EXERCISE MATERIALS START

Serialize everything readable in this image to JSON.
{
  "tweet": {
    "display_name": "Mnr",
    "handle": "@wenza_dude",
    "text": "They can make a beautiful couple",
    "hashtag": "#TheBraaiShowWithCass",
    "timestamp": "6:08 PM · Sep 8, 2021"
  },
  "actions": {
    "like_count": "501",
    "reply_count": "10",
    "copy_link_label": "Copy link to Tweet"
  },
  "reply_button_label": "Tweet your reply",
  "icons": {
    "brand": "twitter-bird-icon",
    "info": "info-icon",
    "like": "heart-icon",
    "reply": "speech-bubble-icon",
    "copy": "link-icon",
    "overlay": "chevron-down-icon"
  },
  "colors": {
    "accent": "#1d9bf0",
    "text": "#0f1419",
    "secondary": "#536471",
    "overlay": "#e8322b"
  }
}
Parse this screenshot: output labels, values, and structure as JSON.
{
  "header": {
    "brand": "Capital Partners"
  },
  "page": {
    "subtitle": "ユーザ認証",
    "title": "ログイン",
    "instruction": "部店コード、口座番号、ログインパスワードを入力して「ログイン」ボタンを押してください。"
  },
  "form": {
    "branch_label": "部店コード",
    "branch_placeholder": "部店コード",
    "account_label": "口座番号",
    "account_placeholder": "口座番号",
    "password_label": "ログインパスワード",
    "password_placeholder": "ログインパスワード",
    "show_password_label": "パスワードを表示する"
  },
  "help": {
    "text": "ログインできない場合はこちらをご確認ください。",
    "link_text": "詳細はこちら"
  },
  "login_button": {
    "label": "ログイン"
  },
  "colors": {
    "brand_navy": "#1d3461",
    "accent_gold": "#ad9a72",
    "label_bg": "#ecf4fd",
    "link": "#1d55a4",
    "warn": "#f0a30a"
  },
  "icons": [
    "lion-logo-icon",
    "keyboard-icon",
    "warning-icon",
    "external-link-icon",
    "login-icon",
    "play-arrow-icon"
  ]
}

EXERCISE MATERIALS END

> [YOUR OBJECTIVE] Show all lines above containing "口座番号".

> [OUTPUT FOR THIS EXERCISE]
    "instruction": "部店コード、口座番号、ログインパスワードを入力して「ログイン」ボタンを押してください。"
    "account_label": "口座番号",
    "account_placeholder": "口座番号",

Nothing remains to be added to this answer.